Do You Need Rental Car Insurance

February 11th, 2010 No comments

If you have ever rented a car, you will be faced with a dilemma: do you buy the car insurance offered by the rental car agency? After investigating this issue myself, I can understand why the uncertainty may create doubt, which may lead you to buy extra coverage unnecessarily.

Typical Case

For cases where you are renting in the U.S and you have a full coverage insurance policy with a carrier (liability and collision/comprehensive), your liability for damage to the car and others will be the same as if you were driving your own car. When a claim needs to be made, you will need to file it with your insurance carrier and also cover any deductibles that are built into your policy.

Recap: Liability insurance covers damages you cause (or are determined to be responsible for) to other people or property. Collision/Comprehensive insurance covers damages only to the vehicle (the loss limit is the value of the vehicle).

No Collision Coverage

On my own personal car policy, I dropped the collision/comprehensive coverage and self insured. Therefore, there isn’t any coverage to use in the case where there are damages to the vehicle that are not covered by a third party policy. I would be on the hook. However, if you use a Visa/Mastercard to pay for the rental (be sure to use it to pay for the entire bill), you may get a collision/comprehensive policy coverage.

The following cards include the coverage:

  • All Visa Cards.
  • MasterCard Gold and above, the standard card is not included.
  • All AMEX Cards.

The coverage offered by the policy will typically include the following: damages up to the vehicles value, towing costs, and loss of use costs charged by the rental company.

Credit Card Bonus

Even if you use your own personal insurance to pay a claim, you can use the policy offered by your credit card to pay for deductibles. You will need to charge the rental bill on the credit card and file a separate claim.

Buying the LDW

Rental car companies offer their own set of coverages, they would need to at least for people who are licensed but don’t have any insurance. These policies are much more expensive than the equivalent daily rate for your own personal policies.

In the case of the collision/comprehensive policy, the best policy they offer is the Loss Damage Waiver (LDW). This is not insurance because there is no claim to file, when damage occurs you walk away and the coverage takes care of the damage. It is understandable why you might want to buy this coverage since it relieves you of the trouble of filing claims.
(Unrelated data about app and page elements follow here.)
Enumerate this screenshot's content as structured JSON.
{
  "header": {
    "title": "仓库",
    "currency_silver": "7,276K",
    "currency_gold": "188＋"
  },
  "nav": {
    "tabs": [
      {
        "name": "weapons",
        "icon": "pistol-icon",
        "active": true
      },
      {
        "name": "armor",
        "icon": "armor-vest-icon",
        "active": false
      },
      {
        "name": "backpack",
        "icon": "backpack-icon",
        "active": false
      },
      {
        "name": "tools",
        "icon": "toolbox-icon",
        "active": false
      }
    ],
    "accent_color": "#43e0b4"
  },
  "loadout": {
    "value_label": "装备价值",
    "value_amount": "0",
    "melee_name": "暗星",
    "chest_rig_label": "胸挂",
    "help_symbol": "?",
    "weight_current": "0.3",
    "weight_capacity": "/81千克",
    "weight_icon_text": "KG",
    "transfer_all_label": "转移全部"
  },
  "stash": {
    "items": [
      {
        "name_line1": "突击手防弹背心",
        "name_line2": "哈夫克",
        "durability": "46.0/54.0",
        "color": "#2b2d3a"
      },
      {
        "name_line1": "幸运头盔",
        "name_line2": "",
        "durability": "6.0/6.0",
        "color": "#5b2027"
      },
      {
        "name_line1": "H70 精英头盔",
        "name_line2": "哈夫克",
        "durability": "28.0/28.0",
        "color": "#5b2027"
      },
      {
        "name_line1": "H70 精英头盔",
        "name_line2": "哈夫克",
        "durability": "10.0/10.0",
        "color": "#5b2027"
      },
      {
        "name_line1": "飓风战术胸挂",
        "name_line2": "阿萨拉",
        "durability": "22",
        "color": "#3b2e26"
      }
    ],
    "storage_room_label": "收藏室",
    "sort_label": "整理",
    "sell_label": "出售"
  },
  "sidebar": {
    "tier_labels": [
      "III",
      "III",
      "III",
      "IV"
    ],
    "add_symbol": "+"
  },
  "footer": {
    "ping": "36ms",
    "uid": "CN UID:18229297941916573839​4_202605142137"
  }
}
Some companies (Hertz, e.g.) offer small policies that only cover the deductible of a damage claim or small damages, up to a typical limit of $500 or $1000. These waivers have the same trait of the LDW, you walk away with no claims to file. Of course, any damage in excess of this amount would require a claim against your other coverage.

International Coverage

If you have a personal insurance policy in the U.S., it very likely isn’t going to be of any benefit when renting abroad. These policies only cover the U.S, including Puerto Rico/Virgin Islands and probably Canada.

If you are travelling abroad and want to rent a car, plan accordingly. Using a major credit card will still get you collision/comprehensive policy as above, subject to some country exclusions. Liability coverage won’t be included. Here are some links that talk about things to look out for: here and here.

Final Tips:

  • When you are on vacation, it doesn’t hurt to buy extra coverage if it gives you some piece of mind. After all, you are there to enjoy your vacation not worry about unforeseen costs.
  • Credit cards policies may limit vehicle value to $50,000 or less. Don’t rent a fancy car. Also, there are limits on the number of rental days: for MC it’s 31 days, for Visa it’s 15 days U.S/30 days international.
  • Credit card coverage will be available if you charge all the rental costs to the same card. Make sure the renter (the person signing the rental contract) and CC owner are the same person.
  • It doesn’t hurt to call your credit card issuer first to verify coverage.
  • Inspect your vehicle before you drive off! You don’t want to be surprised with any damages that you did not know about. The rental company should provide a sheet for you to document any existing damage.

More Information.